Instructions to follow>
Please reproduce every entry, keeping each one exact.

Source records>
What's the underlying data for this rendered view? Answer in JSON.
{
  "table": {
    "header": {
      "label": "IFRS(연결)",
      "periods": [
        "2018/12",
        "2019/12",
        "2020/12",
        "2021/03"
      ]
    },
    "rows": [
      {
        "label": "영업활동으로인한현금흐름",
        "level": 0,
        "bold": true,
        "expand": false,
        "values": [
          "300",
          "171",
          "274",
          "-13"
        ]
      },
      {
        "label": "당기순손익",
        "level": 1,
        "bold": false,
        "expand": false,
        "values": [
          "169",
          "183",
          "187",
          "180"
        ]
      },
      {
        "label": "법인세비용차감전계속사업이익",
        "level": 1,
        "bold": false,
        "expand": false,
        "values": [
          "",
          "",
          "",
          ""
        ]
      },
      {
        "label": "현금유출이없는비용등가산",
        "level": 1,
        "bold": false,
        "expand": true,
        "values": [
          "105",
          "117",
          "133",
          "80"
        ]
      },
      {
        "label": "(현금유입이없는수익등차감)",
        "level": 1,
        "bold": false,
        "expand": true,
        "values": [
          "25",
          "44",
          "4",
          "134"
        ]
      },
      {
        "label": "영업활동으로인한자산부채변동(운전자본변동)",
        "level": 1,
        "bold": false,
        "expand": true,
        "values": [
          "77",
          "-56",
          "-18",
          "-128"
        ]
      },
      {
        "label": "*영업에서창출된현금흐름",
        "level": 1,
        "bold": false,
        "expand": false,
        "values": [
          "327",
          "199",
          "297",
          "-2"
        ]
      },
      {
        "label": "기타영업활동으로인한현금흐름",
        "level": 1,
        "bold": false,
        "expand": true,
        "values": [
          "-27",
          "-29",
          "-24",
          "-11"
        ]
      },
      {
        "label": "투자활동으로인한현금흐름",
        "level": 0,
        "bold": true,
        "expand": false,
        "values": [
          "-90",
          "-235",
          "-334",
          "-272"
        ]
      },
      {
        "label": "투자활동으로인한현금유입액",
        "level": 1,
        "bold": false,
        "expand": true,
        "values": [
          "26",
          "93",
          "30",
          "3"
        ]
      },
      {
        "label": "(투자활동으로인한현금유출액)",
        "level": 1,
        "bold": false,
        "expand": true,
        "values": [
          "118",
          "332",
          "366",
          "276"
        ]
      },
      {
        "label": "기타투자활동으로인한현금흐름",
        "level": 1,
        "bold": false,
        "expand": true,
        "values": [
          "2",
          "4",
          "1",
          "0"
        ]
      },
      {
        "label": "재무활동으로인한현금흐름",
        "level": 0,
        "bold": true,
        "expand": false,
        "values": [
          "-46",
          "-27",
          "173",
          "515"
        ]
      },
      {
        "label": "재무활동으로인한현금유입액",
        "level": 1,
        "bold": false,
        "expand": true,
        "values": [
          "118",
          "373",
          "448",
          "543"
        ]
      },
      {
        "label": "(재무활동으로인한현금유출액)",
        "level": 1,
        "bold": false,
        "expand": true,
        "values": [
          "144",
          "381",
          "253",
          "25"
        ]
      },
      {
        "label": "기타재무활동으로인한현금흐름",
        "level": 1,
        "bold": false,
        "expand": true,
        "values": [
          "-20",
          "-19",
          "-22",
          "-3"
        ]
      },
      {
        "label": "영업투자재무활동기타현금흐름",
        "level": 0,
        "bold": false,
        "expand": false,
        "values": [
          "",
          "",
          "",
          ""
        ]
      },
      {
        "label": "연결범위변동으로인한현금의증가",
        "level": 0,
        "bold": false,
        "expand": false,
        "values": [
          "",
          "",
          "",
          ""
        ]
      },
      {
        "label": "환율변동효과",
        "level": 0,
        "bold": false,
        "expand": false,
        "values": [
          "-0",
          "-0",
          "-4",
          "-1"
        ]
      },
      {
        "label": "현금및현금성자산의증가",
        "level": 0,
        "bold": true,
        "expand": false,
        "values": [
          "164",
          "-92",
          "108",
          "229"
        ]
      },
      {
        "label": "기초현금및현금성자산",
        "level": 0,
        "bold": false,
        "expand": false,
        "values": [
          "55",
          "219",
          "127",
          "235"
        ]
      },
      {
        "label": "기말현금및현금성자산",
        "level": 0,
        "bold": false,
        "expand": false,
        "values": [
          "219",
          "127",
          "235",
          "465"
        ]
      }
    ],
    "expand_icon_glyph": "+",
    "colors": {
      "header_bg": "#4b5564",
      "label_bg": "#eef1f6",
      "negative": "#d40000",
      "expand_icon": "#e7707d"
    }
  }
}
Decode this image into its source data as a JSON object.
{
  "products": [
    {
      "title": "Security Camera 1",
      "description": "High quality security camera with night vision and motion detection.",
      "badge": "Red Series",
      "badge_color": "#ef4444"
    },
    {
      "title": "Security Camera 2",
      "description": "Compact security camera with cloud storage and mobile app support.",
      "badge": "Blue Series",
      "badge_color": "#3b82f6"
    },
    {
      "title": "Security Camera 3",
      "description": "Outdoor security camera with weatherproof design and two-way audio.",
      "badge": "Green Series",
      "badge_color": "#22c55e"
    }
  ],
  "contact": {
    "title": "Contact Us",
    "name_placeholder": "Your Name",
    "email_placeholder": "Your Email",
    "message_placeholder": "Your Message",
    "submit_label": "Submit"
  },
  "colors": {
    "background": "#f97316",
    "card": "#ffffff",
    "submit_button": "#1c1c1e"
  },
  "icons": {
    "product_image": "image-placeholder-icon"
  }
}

Answer box>
What's the underlying data for this rendered view? Answer in JSON.
{
  "table": {
    "header": {
      "label": "IFRS(연결)",
      "periods": [
        "2018/12",
        "2019/12",
        "2020/12",
        "2021/03"
      ]
    },
    "rows": [
      {
        "label": "영업활동으로인한현금흐름",
        "level": 0,
        "bold": true,
        "expand": false,
        "values": [
          "300",
          "171",
          "274",
          "-13"
        ]
      },
      {
        "label": "당기순손익",
        "level": 1,
        "bold": false,
        "expand": false,
        "values": [
          "169",
          "183",
          "187",
          "180"
        ]
      },
      {
        "label": "법인세비용차감전계속사업이익",
        "level": 1,
        "bold": false,
        "expand": false,
        "values": [
          "",
          "",
          "",
          ""
        ]
      },
      {
        "label": "현금유출이없는비용등가산",
        "level": 1,
        "bold": false,
        "expand": true,
        "values": [
          "105",
          "117",
          "133",
          "80"
        ]
      },
      {
        "label": "(현금유입이없는수익등차감)",
        "level": 1,
        "bold": false,
        "expand": true,
        "values": [
          "25",
          "44",
          "4",
          "134"
        ]
      },
      {
        "label": "영업활동으로인한자산부채변동(운전자본변동)",
        "level": 1,
        "bold": false,
        "expand": true,
        "values": [
          "77",
          "-56",
          "-18",
          "-128"
        ]
      },
      {
        "label": "*영업에서창출된현금흐름",
        "level": 1,
        "bold": false,
        "expand": false,
        "values": [
          "327",
          "199",
          "297",
          "-2"
        ]
      },
      {
        "label": "기타영업활동으로인한현금흐름",
        "level": 1,
        "bold": false,
        "expand": true,
        "values": [
          "-27",
          "-29",
          "-24",
          "-11"
        ]
      },
      {
        "label": "투자활동으로인한현금흐름",
        "level": 0,
        "bold": true,
        "expand": false,
        "values": [
          "-90",
          "-235",
          "-334",
          "-272"
        ]
      },
      {
        "label": "투자활동으로인한현금유입액",
        "level": 1,
        "bold": false,
        "expand": true,
        "values": [
          "26",
          "93",
          "30",
          "3"
        ]
      },
      {
        "label": "(투자활동으로인한현금유출액)",
        "level": 1,
        "bold": false,
        "expand": true,
        "values": [
          "118",
          "332",
          "366",
          "276"
        ]
      },
      {
        "label": "기타투자활동으로인한현금흐름",
        "level": 1,
        "bold": false,
        "expand": true,
        "values": [
          "2",
          "4",
          "1",
          "0"
        ]
      },
      {
        "label": "재무활동으로인한현금흐름",
        "level": 0,
        "bold": true,
        "expand": false,
        "values": [
          "-46",
          "-27",
          "173",
          "515"
        ]
      },
      {
        "label": "재무활동으로인한현금유입액",
        "level": 1,
        "bold": false,
        "expand": true,
        "values": [
          "118",
          "373",
          "448",
          "543"
        ]
      },
      {
        "label": "(재무활동으로인한현금유출액)",
        "level": 1,
        "bold": false,
        "expand": true,
        "values": [
          "144",
          "381",
          "253",
          "25"
        ]
      },
      {
        "label": "기타재무활동으로인한현금흐름",
        "level": 1,
        "bold": false,
        "expand": true,
        "values": [
          "-20",
          "-19",
          "-22",
          "-3"
        ]
      },
      {
        "label": "영업투자재무활동기타현금흐름",
        "level": 0,
        "bold": false,
        "expand": false,
        "values": [
          "",
          "",
          "",
          ""
        ]
      },
      {
        "label": "연결범위변동으로인한현금의증가",
        "level": 0,
        "bold": false,
        "expand": false,
        "values": [
          "",
          "",
          "",
          ""
        ]
      },
      {
        "label": "환율변동효과",
        "level": 0,
        "bold": false,
        "expand": false,
        "values": [
          "-0",
          "-0",
          "-4",
          "-1"
        ]
      },
      {
        "label": "현금및현금성자산의증가",
        "level": 0,
        "bold": true,
        "expand": false,
        "values": [
          "164",
          "-92",
          "108",
          "229"
        ]
      },
      {
        "label": "기초현금및현금성자산",
        "level": 0,
        "bold": false,
        "expand": false,
        "values": [
          "55",
          "219",
          "127",
          "235"
        ]
      },
      {
        "label": "기말현금및현금성자산",
        "level": 0,
        "bold": false,
        "expand": false,
        "values": [
          "219",
          "127",
          "235",
          "465"
        ]
      }
    ],
    "expand_icon_glyph": "+",
    "colors": {
      "header_bg": "#4b5564",
      "label_bg": "#eef1f6",
      "negative": "#d40000",
      "expand_icon": "#e7707d"
    }
  }
}
Decode this image into its source data as a JSON object.
{
  "products": [
    {
      "title": "Security Camera 1",
      "description": "High quality security camera with night vision and motion detection.",
      "badge": "Red Series",
      "badge_color": "#ef4444"
    },
    {
      "title": "Security Camera 2",
      "description": "Compact security camera with cloud storage and mobile app support.",
      "badge": "Blue Series",
      "badge_color": "#3b82f6"
    },
    {
      "title": "Security Camera 3",
      "description": "Outdoor security camera with weatherproof design and two-way audio.",
      "badge": "Green Series",
      "badge_color": "#22c55e"
    }
  ],
  "contact": {
    "title": "Contact Us",
    "name_placeholder": "Your Name",
    "email_placeholder": "Your Email",
    "message_placeholder": "Your Message",
    "submit_label": "Submit"
  },
  "colors": {
    "background": "#f97316",
    "card": "#ffffff",
    "submit_button": "#1c1c1e"
  },
  "icons": {
    "product_image": "image-placeholder-icon"
  }
}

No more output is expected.